Courts have deferred to arbitration as a practical and peaceable means of resolving labor disputes. But much of the value of arbitration in this regard will be destroyed if the arbitrators refuse to consider the merits of a grievance based upon a hypertechnical theory of 'pleading'-- one that seizes upon random correspondence of the parties as rigidly stating their formal positions. Such a system of 'pleading' by discouraging negotiation and discussion between the parties, would certainly not promote industrial peace-- one of the primary aims of federal labor law. By directing that the arbitrators consider and decide the merits of all facets of the grievance in the instant case the District Court did not usurp the function of the arbitrators.
For the reasons stated, the Order of the District Court will be affirmed.
The Contract between the Union and A&P provided in pertinent part: Article XII, Section 12.1-- '(a) The Employer shall not discharge or discipline any employee except for just cause * * *
'(d) (If) it is found that the said employee was dismissed without just cause, then the said employee shall be reinstated with full pay for time lost.
'(e) In the event the Union and the Employer cannot agree concerning the justification of such dismissal, then the dismissal shall be arbitrated in accordance with the arbitration procedure herein set forth in Article XIII.'
Article XIII, Section 13.4-- 'In the event of an arbitration involving the dismissal of an employee, the Board of Arbitration may reinstate the said employee to his former position and seniority if no sufficient cause has been established, with or without back pay.'
Revelant provisions of these Articles are set forth in Footnote 1
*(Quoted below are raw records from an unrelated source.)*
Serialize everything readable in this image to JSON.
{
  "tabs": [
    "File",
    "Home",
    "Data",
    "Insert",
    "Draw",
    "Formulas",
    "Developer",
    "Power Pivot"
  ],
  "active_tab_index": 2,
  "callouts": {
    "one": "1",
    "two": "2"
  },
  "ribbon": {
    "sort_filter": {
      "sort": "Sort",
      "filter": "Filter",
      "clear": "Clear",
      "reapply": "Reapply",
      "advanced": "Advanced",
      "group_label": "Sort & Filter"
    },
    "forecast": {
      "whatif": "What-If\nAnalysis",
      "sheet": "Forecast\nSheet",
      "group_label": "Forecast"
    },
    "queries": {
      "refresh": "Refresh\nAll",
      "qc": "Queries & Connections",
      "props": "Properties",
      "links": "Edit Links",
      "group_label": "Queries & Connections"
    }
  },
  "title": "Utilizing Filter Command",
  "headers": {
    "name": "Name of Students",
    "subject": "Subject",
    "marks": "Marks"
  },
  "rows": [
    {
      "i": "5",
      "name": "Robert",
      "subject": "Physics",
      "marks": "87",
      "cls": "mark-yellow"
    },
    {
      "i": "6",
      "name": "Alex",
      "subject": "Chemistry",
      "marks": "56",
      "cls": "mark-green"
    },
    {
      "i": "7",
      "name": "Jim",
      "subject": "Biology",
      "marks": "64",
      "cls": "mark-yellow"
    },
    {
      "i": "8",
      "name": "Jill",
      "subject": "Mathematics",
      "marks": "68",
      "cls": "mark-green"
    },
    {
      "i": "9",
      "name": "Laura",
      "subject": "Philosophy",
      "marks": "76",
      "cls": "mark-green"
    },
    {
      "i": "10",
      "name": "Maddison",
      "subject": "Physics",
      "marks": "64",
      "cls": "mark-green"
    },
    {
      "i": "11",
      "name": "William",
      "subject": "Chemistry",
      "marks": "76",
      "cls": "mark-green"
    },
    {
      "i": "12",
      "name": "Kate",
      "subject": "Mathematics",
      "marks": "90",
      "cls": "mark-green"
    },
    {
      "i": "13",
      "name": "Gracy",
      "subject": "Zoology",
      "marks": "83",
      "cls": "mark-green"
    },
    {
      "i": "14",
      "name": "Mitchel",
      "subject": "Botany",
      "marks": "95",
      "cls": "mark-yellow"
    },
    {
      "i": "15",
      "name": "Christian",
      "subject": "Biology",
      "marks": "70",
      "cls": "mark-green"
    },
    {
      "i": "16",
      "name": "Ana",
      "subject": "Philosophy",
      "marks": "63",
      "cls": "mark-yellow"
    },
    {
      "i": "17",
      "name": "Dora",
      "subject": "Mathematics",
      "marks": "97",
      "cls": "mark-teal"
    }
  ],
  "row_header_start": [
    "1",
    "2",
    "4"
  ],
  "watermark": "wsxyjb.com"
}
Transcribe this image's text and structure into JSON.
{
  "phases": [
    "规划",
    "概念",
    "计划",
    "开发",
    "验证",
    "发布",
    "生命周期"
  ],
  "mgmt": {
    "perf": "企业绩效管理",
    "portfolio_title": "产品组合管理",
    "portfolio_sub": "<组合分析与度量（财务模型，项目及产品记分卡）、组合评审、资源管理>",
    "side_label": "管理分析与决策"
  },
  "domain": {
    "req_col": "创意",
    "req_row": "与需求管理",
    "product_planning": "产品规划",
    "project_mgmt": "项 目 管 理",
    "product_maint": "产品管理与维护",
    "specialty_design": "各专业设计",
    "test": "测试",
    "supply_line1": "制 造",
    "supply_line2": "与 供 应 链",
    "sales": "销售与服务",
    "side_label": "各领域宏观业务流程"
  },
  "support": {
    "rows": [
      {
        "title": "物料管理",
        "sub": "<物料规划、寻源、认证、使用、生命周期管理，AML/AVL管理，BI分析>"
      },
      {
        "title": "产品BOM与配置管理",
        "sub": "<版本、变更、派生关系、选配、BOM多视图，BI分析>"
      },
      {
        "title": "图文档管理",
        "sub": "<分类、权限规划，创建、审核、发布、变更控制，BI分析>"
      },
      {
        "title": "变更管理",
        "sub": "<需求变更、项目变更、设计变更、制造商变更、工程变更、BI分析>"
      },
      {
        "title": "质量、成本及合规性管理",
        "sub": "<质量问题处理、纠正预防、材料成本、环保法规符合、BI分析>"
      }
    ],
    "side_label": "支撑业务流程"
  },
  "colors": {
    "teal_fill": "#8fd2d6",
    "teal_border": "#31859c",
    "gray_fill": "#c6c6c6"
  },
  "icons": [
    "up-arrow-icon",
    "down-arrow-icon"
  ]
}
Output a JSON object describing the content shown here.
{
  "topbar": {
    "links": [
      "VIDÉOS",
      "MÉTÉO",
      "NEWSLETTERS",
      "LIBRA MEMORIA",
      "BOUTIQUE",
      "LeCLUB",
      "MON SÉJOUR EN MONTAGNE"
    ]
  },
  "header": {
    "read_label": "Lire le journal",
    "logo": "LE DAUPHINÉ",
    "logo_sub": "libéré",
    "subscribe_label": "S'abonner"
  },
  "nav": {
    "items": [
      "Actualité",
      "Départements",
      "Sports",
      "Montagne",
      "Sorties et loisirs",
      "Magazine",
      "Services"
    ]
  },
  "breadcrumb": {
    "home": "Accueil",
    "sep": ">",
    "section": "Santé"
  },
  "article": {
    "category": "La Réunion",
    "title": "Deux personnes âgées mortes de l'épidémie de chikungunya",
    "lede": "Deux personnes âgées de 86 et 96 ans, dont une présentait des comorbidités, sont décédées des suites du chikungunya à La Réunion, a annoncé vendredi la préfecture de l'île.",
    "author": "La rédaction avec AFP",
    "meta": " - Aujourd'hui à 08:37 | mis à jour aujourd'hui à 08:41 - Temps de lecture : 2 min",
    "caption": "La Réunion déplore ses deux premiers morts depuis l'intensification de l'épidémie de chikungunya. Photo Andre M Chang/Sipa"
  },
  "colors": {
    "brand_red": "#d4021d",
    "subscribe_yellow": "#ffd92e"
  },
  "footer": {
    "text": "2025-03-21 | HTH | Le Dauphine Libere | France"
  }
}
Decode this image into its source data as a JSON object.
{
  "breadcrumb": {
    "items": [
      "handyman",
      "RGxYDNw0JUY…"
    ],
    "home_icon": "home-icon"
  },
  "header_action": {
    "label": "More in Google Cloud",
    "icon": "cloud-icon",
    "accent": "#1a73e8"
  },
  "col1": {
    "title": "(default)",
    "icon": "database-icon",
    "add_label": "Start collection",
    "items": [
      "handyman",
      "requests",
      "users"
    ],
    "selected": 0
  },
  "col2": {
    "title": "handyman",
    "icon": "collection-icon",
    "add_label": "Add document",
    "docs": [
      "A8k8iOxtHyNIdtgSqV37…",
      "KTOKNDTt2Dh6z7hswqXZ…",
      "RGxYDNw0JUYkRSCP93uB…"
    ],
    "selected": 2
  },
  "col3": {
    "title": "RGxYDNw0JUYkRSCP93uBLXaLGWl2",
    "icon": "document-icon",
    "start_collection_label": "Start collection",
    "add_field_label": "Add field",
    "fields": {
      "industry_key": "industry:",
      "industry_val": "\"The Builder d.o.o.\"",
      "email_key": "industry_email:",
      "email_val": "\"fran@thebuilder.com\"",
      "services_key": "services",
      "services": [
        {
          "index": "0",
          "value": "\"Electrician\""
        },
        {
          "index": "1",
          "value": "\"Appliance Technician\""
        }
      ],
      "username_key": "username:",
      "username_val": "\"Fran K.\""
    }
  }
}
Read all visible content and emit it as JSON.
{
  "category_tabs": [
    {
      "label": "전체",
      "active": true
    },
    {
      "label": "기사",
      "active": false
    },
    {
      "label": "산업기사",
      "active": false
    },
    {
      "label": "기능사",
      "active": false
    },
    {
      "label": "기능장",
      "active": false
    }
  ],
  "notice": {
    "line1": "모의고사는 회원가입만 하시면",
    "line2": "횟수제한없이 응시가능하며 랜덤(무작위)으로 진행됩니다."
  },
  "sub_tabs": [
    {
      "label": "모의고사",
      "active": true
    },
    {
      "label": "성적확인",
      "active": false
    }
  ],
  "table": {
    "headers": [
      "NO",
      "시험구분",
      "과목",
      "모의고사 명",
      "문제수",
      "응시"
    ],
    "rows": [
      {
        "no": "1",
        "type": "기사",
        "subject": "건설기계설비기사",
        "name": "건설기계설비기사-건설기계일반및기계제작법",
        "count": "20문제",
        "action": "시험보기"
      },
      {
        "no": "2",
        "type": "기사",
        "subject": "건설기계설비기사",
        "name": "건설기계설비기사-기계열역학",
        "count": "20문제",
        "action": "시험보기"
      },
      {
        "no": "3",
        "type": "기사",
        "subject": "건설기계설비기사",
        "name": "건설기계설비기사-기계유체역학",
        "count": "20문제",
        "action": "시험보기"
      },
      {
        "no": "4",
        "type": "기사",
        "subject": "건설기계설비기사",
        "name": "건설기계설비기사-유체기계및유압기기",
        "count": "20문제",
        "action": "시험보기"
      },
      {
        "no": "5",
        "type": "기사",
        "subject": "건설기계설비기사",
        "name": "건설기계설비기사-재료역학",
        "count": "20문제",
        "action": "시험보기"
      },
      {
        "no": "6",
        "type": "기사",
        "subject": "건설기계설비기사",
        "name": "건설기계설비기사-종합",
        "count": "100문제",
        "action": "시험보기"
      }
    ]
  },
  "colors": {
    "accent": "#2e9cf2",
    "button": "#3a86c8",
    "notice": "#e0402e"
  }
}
Neither the Union nor Sichik filed a motion for summary judgment. However, we think the District Court was entitled to grant them the relief to which they would have been entitled had they filed such a motion because the material facts were not in dispute and the law entitled them to judgment